[Task input — start]

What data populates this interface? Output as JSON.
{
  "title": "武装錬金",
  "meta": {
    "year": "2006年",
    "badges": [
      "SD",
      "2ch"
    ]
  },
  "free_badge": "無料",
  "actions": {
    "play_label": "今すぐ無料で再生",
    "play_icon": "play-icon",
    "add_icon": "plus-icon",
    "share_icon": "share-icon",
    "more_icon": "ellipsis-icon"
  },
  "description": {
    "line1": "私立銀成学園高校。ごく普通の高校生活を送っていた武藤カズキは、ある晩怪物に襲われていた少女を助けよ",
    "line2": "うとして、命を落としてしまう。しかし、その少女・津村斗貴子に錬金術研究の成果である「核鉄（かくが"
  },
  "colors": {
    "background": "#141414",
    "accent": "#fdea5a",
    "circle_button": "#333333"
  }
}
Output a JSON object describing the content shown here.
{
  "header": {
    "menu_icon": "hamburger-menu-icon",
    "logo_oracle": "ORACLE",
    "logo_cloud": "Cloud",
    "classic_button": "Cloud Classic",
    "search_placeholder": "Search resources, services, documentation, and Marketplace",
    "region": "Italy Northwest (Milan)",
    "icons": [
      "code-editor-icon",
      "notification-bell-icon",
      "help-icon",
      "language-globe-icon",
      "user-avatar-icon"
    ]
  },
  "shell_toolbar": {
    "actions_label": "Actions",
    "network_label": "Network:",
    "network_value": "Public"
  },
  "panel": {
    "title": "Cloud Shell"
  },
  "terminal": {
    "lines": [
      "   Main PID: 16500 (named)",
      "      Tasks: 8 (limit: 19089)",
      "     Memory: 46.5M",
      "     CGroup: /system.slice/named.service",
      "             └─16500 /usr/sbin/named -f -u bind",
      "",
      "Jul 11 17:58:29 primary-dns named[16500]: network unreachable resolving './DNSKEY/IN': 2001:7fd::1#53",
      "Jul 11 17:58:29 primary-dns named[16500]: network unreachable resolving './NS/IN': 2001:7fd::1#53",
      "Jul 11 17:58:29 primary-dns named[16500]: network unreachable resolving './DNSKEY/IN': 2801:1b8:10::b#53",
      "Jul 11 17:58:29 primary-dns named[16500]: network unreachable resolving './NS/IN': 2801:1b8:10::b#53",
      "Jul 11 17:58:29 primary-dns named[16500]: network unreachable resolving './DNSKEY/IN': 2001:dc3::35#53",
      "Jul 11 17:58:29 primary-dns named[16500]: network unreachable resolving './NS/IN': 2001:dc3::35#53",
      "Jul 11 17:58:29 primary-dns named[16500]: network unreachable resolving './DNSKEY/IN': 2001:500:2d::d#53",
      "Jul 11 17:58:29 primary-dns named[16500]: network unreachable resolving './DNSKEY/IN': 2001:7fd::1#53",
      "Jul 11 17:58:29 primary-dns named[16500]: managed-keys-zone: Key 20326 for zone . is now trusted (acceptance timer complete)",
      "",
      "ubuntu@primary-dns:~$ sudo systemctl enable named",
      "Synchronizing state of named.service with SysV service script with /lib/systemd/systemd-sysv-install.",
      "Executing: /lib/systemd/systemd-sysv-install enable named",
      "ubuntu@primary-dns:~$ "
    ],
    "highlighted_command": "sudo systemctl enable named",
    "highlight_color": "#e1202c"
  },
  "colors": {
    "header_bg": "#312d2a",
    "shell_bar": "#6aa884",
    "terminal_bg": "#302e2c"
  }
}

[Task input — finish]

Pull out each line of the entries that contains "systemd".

- [Response below]
      "Synchronizing state of named.service with SysV service script with /lib/systemd/systemd-sysv-install.",
      "Executing: /lib/systemd/systemd-sysv-install enable named",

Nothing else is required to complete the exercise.